Whereas “God’s Army” focused on a longtime missionary and his wet-behind-the-ears protege, “States of Grace” finds a similar dynamic in the relationship between Elder Lozano (Ignacio Serricchio), a Latino missionary who’s literally counting the days until the end of his mission, and Elder Farrell (Lucas Fleischer), a wide-eyed rube seemingly immune to cynicism.
New pic’s tone is established early on, when the streets of Venice, Calif., become the backdrop for a nerve-jangling drive-by shooting, with Lozano and Farrell caught in the fray. When the hail of bullets stops, they come to the aid of the intended victim, African-American gang member Carl (Lamont Stephens).

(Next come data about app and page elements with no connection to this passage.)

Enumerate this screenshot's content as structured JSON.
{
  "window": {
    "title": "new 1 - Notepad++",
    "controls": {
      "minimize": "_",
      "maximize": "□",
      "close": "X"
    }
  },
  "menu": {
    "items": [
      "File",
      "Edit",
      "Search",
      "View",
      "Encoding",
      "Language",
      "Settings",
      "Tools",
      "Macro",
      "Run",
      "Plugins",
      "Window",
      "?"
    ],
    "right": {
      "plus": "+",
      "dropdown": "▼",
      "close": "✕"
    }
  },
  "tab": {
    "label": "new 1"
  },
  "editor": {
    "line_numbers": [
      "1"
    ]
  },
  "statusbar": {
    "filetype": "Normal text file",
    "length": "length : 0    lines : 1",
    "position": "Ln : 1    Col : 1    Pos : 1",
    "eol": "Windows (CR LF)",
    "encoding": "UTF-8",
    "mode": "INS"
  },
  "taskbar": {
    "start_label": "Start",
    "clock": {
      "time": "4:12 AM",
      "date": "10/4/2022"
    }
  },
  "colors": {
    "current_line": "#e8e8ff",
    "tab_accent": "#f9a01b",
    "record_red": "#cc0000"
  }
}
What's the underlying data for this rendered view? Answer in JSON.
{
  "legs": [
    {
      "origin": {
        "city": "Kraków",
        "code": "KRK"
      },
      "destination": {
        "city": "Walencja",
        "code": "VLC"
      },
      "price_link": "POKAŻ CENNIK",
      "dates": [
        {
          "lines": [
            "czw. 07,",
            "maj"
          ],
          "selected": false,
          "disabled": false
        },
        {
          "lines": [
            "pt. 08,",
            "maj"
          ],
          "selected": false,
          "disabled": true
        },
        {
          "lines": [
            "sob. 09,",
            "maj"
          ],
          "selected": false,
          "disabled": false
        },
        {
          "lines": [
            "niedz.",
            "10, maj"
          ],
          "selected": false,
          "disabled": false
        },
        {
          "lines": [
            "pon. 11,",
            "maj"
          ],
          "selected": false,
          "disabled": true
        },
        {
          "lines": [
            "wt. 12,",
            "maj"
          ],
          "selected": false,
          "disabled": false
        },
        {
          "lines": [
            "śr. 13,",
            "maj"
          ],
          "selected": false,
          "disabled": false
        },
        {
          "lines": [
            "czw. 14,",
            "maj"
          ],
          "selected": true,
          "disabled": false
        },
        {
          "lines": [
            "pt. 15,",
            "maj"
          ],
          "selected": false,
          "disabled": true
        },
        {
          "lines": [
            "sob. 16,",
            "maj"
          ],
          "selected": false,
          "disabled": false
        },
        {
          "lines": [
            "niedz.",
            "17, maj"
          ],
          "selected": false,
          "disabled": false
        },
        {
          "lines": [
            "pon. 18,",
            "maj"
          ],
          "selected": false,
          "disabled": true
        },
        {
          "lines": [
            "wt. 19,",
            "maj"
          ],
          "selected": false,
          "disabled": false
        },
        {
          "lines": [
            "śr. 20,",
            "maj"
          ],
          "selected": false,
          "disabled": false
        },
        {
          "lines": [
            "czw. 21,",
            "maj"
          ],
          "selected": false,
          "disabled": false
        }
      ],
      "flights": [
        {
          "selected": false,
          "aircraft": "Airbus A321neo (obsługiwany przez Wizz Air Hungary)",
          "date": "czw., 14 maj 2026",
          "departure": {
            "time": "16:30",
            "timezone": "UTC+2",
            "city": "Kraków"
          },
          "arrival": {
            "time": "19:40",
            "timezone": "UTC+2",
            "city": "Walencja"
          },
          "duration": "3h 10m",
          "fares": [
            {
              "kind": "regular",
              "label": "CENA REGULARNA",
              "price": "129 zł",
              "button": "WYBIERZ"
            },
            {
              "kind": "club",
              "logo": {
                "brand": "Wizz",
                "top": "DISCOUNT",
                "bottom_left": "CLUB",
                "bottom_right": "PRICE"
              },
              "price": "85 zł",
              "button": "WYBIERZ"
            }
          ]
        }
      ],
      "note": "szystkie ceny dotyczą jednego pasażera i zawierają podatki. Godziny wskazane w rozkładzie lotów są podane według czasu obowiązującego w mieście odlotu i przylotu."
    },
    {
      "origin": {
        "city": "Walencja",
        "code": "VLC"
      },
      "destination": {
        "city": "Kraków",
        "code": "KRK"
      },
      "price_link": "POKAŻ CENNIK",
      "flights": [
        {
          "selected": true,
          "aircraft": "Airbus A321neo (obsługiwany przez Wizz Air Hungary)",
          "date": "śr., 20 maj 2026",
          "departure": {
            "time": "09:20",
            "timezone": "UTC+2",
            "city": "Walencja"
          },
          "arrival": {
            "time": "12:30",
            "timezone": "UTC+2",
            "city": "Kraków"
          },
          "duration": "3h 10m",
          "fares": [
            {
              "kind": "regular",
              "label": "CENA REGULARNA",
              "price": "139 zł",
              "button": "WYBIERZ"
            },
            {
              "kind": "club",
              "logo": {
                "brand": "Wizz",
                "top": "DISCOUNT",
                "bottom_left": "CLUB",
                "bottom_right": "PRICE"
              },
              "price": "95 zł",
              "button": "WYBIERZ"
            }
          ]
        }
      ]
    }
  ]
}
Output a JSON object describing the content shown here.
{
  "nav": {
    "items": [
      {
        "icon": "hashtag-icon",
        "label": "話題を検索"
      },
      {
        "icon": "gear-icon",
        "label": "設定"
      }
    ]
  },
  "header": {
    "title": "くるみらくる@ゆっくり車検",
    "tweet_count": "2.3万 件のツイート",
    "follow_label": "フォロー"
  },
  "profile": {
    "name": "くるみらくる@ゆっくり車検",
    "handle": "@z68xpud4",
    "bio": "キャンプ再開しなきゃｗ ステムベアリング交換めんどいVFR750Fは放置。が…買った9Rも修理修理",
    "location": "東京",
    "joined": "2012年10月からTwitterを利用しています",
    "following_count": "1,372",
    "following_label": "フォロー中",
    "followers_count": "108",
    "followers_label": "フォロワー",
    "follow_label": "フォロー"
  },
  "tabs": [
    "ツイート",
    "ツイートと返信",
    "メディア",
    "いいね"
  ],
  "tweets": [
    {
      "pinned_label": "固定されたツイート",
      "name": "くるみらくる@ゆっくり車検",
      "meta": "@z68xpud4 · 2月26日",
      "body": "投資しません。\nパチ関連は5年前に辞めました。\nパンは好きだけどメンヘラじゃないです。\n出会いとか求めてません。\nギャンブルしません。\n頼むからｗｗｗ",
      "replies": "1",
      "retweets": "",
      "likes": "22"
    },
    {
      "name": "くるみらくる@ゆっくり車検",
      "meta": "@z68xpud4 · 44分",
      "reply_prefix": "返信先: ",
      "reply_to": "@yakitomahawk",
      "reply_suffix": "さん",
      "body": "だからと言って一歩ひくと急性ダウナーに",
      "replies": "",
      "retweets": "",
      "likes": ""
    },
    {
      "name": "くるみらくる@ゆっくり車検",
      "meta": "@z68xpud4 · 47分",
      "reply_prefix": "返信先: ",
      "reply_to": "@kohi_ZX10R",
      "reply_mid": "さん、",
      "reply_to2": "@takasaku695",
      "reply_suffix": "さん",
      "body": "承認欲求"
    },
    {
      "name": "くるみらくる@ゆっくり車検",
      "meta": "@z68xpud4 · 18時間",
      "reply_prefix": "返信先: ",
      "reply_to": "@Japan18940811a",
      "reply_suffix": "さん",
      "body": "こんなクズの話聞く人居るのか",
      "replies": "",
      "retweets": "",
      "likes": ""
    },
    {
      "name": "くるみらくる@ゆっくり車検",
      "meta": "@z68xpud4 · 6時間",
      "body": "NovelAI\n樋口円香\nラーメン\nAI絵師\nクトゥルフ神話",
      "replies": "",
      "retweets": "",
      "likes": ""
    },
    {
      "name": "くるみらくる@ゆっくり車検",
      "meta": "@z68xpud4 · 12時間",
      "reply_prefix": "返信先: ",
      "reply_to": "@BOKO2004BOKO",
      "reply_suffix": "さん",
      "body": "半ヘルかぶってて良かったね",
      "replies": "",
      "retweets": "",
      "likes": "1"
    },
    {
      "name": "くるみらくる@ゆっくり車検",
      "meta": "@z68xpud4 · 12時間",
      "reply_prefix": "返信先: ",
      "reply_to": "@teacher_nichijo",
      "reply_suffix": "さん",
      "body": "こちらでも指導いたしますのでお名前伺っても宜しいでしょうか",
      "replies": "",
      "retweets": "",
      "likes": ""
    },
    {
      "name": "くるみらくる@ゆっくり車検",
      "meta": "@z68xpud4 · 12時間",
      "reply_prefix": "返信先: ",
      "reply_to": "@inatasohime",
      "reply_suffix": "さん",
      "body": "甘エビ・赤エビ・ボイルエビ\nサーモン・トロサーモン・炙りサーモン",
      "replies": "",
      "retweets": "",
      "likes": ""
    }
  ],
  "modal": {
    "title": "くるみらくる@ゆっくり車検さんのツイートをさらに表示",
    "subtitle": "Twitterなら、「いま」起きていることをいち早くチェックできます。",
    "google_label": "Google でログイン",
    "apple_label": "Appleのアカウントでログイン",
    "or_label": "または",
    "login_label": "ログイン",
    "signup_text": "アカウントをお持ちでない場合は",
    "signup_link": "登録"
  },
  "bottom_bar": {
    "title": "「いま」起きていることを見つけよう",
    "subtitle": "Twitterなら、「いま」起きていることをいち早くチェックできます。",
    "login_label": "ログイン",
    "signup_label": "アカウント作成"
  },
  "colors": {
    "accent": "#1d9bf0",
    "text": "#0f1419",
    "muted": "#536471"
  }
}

When Lozano rips off his shirt to make a bandage, he reveals a body filled with gang tattoos and scars from bullet wounds — vestiges of the life he led before he found God.
Upon Carl’s recovery, he and Lozano develop a grudging rapport, and it’s not long before the gang-banger expresses his interest in becoming a Mormon — a transformation that might easily have seemed contrived, but which, to the film’s credit, is rendered believably and with little fanfare.
Like its predecessor, “States of Grace” suggests that the most meaningful acts of conversion are often the unpremeditated ones, with Carl’s eagerness contrasted against montages of Lozano and Farrell futilely traipsing door-to-door, peddling “The Book of Mormon” to the uninterested.
A less harshly realistic film might have ended there, but in “States of Grace,” Carl’s getting religion proves easier said than done, as he is pressured by fair-weather friends and even his own younger brother to take revenge on his would-be assassins. Carl’s inner struggle is, in turn, mirrored by Lozano’s conflicted feelings about his continuing role in the church and by Farrell’s own drift into temptation when he falls for an aspiring actress (Rachel Emmers).
Those may not sound like life-altering dilemmas, but part of Dutcher’s skill as a filmmaker is his ability to make even a non-Mormon audience understand the moral weights his characters feel hanging over their heads.
As it progresses into darker waters, “States of Grace” feels like a personal catharsis for Dutcher and his own questions of faith, somewhat like “The Passion of the Christ” seemed to be for Mel Gibson. Yet, as Dutcher cross-cuts between pic’s three primary storylines, “States of Grace” loses much of the initial tension it has amassed. Part of the problem is that, while the Argentine-born Serricchio proves a powerful screen presence in his feature film debut, fellow newcomers Fleischer and Emmers fail to bring the same potency.
Pic’s midsection gets bogged down in heavy speechifying and a subplot about a homeless street-corner preacher (Jo-Sei Ikeda). Though the movie gets back on track for a tense third act, this is the first of Dutcher’s pics on which he has served as the sole credited editor, and one senses that an extra pair of hands in the cutting room might have been beneficial.
Tech credits, as per usual with Dutcher, belie pic’s low budget, particularly lenser Ken Glassing’s ace location shooting in and around Santa Monica and Venice.
In Utah, Idaho and other Mormon-populous markets, pic is being marketed as “God’s Army 2: States of Grace,” though fleeting cameo appearances by “God’s Army” cast members DeSean Terry, Jeff Kelly and John Pentecost are the only concrete ties between the two films.